== DATA SUPPLIED ==

============

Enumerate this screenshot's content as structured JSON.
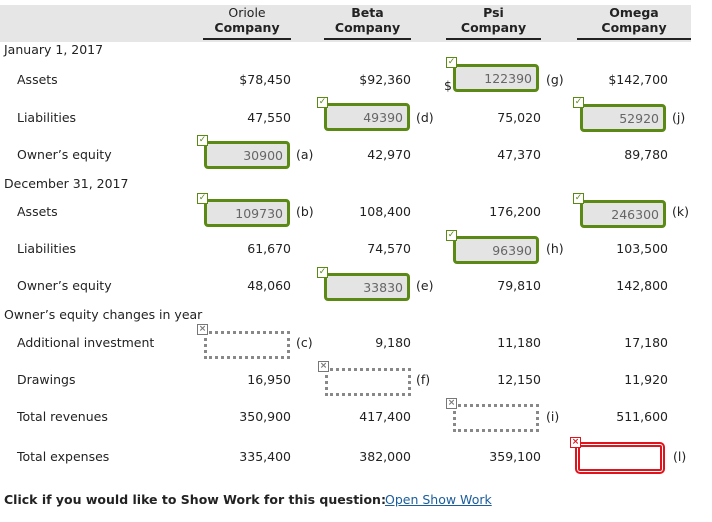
{
  "columns": [
    {
      "line1": "Oriole",
      "line2": "Company"
    },
    {
      "line1": "Beta",
      "line2": "Company"
    },
    {
      "line1": "Psi",
      "line2": "Company"
    },
    {
      "line1": "Omega",
      "line2": "Company"
    }
  ],
  "sections": {
    "jan": "January 1, 2017",
    "dec": "December 31, 2017",
    "changes": "Owner’s equity changes in year"
  },
  "labels": {
    "assets": "Assets",
    "liabilities": "Liabilities",
    "owners_equity": "Owner’s equity",
    "additional_investment": "Additional investment",
    "drawings": "Drawings",
    "total_revenues": "Total revenues",
    "total_expenses": "Total expenses"
  },
  "values": {
    "jan_assets": [
      "$78,450",
      "$92,360",
      "",
      "$142,700"
    ],
    "jan_liabilities": [
      "47,550",
      "",
      "75,020",
      ""
    ],
    "jan_equity": [
      "",
      "42,970",
      "47,370",
      "89,780"
    ],
    "dec_assets": [
      "",
      "108,400",
      "176,200",
      ""
    ],
    "dec_liabilities": [
      "61,670",
      "74,570",
      "",
      "103,500"
    ],
    "dec_equity": [
      "48,060",
      "",
      "79,810",
      "142,800"
    ],
    "additional_investment": [
      "",
      "9,180",
      "11,180",
      "17,180"
    ],
    "drawings": [
      "16,950",
      "",
      "12,150",
      "11,920"
    ],
    "total_revenues": [
      "350,900",
      "417,400",
      "",
      "511,600"
    ],
    "total_expenses": [
      "335,400",
      "382,000",
      "359,100",
      ""
    ]
  },
  "inputs": {
    "a": {
      "value": "30900",
      "tag": "(a)",
      "status": "correct"
    },
    "b": {
      "value": "109730",
      "tag": "(b)",
      "status": "correct"
    },
    "c": {
      "value": "",
      "tag": "(c)",
      "status": "incorrect"
    },
    "d": {
      "value": "49390",
      "tag": "(d)",
      "status": "correct"
    },
    "e": {
      "value": "33830",
      "tag": "(e)",
      "status": "correct"
    },
    "f": {
      "value": "",
      "tag": "(f)",
      "status": "incorrect"
    },
    "g": {
      "value": "122390",
      "tag": "(g)",
      "status": "correct",
      "prefix": "$"
    },
    "h": {
      "value": "96390",
      "tag": "(h)",
      "status": "correct"
    },
    "i": {
      "value": "",
      "tag": "(i)",
      "status": "incorrect"
    },
    "j": {
      "value": "52920",
      "tag": "(j)",
      "status": "correct"
    },
    "k": {
      "value": "246300",
      "tag": "(k)",
      "status": "correct"
    },
    "l": {
      "value": "",
      "tag": "(l)",
      "status": "incorrect-focused"
    }
  },
  "icons": {
    "correct": "✓",
    "incorrect": "×"
  },
  "footer": {
    "prompt": "Click if you would like to Show Work for this question:",
    "link": "Open Show Work"
  },
  "colors": {
    "correct": "#5a8a14",
    "incorrect": "#e0141c",
    "link": "#1a5d9c",
    "header_bg": "#e6e6e6"
  }
}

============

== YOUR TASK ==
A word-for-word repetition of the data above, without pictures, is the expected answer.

== PROBLEM SOLUTION ==
Enumerate this screenshot's content as structured JSON.
{
  "columns": [
    {
      "line1": "Oriole",
      "line2": "Company"
    },
    {
      "line1": "Beta",
      "line2": "Company"
    },
    {
      "line1": "Psi",
      "line2": "Company"
    },
    {
      "line1": "Omega",
      "line2": "Company"
    }
  ],
  "sections": {
    "jan": "January 1, 2017",
    "dec": "December 31, 2017",
    "changes": "Owner’s equity changes in year"
  },
  "labels": {
    "assets": "Assets",
    "liabilities": "Liabilities",
    "owners_equity": "Owner’s equity",
    "additional_investment": "Additional investment",
    "drawings": "Drawings",
    "total_revenues": "Total revenues",
    "total_expenses": "Total expenses"
  },
  "values": {
    "jan_assets": [
      "$78,450",
      "$92,360",
      "",
      "$142,700"
    ],
    "jan_liabilities": [
      "47,550",
      "",
      "75,020",
      ""
    ],
    "jan_equity": [
      "",
      "42,970",
      "47,370",
      "89,780"
    ],
    "dec_assets": [
      "",
      "108,400",
      "176,200",
      ""
    ],
    "dec_liabilities": [
      "61,670",
      "74,570",
      "",
      "103,500"
    ],
    "dec_equity": [
      "48,060",
      "",
      "79,810",
      "142,800"
    ],
    "additional_investment": [
      "",
      "9,180",
      "11,180",
      "17,180"
    ],
    "drawings": [
      "16,950",
      "",
      "12,150",
      "11,920"
    ],
    "total_revenues": [
      "350,900",
      "417,400",
      "",
      "511,600"
    ],
    "total_expenses": [
      "335,400",
      "382,000",
      "359,100",
      ""
    ]
  },
  "inputs": {
    "a": {
      "value": "30900",
      "tag": "(a)",
      "status": "correct"
    },
    "b": {
      "value": "109730",
      "tag": "(b)",
      "status": "correct"
    },
    "c": {
      "value": "",
      "tag": "(c)",
      "status": "incorrect"
    },
    "d": {
      "value": "49390",
      "tag": "(d)",
      "status": "correct"
    },
    "e": {
      "value": "33830",
      "tag": "(e)",
      "status": "correct"
    },
    "f": {
      "value": "",
      "tag": "(f)",
      "status": "incorrect"
    },
    "g": {
      "value": "122390",
      "tag": "(g)",
      "status": "correct",
      "prefix": "$"
    },
    "h": {
      "value": "96390",
      "tag": "(h)",
      "status": "correct"
    },
    "i": {
      "value": "",
      "tag": "(i)",
      "status": "incorrect"
    },
    "j": {
      "value": "52920",
      "tag": "(j)",
      "status": "correct"
    },
    "k": {
      "value": "246300",
      "tag": "(k)",
      "status": "correct"
    },
    "l": {
      "value": "",
      "tag": "(l)",
      "status": "incorrect-focused"
    }
  },
  "icons": {
    "correct": "✓",
    "incorrect": "×"
  },
  "footer": {
    "prompt": "Click if you would like to Show Work for this question:",
    "link": "Open Show Work"
  },
  "colors": {
    "correct": "#5a8a14",
    "incorrect": "#e0141c",
    "link": "#1a5d9c",
    "header_bg": "#e6e6e6"
  }
}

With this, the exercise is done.